Brief —
Go through the entries below. Copy out every line that contains "icon".

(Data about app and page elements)

BEGIN

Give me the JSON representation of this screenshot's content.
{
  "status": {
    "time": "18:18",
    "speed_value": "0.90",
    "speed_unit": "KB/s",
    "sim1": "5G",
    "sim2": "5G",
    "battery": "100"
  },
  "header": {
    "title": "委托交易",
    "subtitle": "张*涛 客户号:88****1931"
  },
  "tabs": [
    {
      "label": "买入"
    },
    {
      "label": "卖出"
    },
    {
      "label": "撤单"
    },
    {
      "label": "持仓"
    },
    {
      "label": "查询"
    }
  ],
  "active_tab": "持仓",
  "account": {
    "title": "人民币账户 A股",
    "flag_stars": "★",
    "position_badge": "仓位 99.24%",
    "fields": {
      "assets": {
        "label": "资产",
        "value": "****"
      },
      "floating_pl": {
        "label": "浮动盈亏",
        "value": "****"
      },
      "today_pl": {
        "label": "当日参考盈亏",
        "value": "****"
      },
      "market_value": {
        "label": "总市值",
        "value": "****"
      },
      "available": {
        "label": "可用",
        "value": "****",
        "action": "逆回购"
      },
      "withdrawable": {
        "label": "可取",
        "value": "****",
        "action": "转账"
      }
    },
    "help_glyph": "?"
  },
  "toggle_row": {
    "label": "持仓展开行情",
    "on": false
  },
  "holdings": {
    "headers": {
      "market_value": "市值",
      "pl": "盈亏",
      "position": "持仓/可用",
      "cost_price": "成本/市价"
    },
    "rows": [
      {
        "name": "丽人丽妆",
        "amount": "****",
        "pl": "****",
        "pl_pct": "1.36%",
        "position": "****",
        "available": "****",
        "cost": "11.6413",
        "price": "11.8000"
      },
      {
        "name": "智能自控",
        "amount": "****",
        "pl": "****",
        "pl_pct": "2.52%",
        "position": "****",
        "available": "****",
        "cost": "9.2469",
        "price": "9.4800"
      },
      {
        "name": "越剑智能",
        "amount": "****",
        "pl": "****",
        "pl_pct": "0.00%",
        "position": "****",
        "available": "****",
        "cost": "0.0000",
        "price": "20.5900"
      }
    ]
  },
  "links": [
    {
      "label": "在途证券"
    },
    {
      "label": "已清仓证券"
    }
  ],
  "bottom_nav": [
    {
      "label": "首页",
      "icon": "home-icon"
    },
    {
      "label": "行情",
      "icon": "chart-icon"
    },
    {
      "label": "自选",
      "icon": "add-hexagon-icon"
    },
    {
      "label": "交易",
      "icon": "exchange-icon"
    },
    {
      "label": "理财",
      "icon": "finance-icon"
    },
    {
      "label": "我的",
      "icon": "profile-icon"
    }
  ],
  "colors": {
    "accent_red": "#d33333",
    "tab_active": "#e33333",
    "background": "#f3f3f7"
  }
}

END

Task response —
      "icon": "home-icon"
      "icon": "chart-icon"
      "icon": "add-hexagon-icon"
      "icon": "exchange-icon"
      "icon": "finance-icon"
      "icon": "profile-icon"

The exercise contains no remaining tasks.